Hoisting my seabag onto my shoulder, I strode across the cavernous, near-empty hangar deck to the master-at-arms office. Behind the counter, a bored seaman was reading a paperback while reclined to an impossible degree in a taped-up office chair.
He looked up as I approached. What little rank I had was easily visible to him in my dress white uniform. More to the point, he would immediately notice my service ribbons. These brightly-hued pieces of cloth tell other members of the armed services where you’ve been and hint at what you’ve experienced. Having “color” on my chest when I reported to the ship had earned me a little extra respect.
Not wanting to give him time to think, I barked: ”You’re supposed to give me my I.D.”
“Uh,” he replied, not getting up. He looked a little confused.
I leaned over the counter and glared at him with stony, unforgiving eyes. “S. M. I. T. H. Daniel B.”
“Ah, OK,” he said, rising.
He looked around, thought about it, and unlocked a steel cabinet. After checking a couple of folders, he opened a small, oily, wooden box. A little shuffling through its contents produced my precious pink I.D. card. He checked my face with its picture.
“This your card, Smith?” he asked, placing it on the counter.
Feeling wildly over-caffeinated, I replied in as calm a manner possible: “It’s mine.”
I wanted to run, to get off the ship and off the base before someone figured out that I was officially in custody. Nevertheless, turning toward the quarter-deck, I slid the I.D. into my chest pocket with casual indifference.
Proud of my ruse, but with a substantial knot in my gut, I approached the Officer of the Deck. As required, I saluted and requested permission to leave the ship. He inspected my I.D. and returned the salute.
Having passed a formidable gauntlet, I saluted the ensign, traversed the gangplank, and strode down the pier to a launch that took me across the bay. From there, I grabbed a bus downtown and then another to the airport. After booking a plane home, I called my parents. I didn’t explain the delay.
A pair of shore patrolmen passed through the terminal while I waited for my flight. Their presence seemed odd, and a jolt of fear raced through my body. I held my breath as they came near. One of them nodded at me, and I nodded in return. As they passed, I started to exhale with a “whew!”, but caught myself, afraid that my noticeable relief would tip them off.

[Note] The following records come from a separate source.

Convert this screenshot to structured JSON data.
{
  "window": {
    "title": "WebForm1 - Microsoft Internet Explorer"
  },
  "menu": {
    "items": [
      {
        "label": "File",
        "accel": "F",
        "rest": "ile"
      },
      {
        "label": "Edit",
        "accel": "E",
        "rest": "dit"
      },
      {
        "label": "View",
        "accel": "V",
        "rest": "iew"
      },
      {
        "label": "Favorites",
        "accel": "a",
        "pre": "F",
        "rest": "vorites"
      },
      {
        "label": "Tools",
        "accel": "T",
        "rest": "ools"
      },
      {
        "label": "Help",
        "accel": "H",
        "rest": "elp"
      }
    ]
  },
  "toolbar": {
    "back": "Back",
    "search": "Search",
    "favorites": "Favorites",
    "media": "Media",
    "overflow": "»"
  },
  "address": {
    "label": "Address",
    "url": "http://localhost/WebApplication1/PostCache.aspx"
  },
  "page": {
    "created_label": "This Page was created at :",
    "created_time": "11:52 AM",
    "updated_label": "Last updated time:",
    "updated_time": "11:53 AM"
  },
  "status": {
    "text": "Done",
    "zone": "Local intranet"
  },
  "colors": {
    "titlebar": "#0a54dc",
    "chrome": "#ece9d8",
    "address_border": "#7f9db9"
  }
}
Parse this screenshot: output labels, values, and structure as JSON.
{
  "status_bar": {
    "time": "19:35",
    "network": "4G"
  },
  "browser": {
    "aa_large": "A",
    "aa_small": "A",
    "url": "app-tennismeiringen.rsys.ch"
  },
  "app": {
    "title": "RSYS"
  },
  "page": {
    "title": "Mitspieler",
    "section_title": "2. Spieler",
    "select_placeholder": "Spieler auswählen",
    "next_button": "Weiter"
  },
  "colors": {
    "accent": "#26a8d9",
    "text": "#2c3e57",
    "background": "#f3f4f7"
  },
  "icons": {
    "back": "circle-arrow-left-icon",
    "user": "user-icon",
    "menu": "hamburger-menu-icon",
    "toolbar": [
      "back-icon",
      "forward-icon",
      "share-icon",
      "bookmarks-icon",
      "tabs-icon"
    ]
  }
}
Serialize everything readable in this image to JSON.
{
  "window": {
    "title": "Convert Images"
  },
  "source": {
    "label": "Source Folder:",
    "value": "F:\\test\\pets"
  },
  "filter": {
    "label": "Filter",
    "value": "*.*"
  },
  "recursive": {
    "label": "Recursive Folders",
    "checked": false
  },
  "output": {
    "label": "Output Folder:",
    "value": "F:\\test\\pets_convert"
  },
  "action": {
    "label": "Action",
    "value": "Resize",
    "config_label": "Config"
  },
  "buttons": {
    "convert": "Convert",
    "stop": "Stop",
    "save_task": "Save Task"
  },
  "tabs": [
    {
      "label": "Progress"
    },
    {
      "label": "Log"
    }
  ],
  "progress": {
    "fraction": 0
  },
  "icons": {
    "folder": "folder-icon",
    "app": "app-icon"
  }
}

My folks met me at Love Field in Dallas around two or so in the morning. It was good to be home, but the specter of imminent arrest haunted me.
Almost three tense weeks later, I received a letter from Chief Roney. Along with two handwritten pages, it contained my final active-duty paycheck that in the stress of the moment, I had left in my desk’s top drawer.
Naturally, the Chief ribbed me about being so wealthy that I could afford to walk off without it.
He also filled me in on the convolution. He said there had been some static from the investigators about my disappearance. Nevertheless, our division and department heads argued on my behalf that I must have misunderstood the directive to stay aboard the ship.
“I think they like you just because you worked hard and set a positive example for the younger men,” he wrote. “Maybe they had you confused with someone else! (haha!)”
After some news about his family and my closest shipmates, his letter ended with: “Have a nice life, Smitty. — your friend, Chief J.P. Roney.”
I choked up. Blinded by my fervent short-timer craving to get out, I hadn’t considered the inevitable torment of never again seeing my shipmates, my friends, my brothers in arms.
Yes, the same Neale: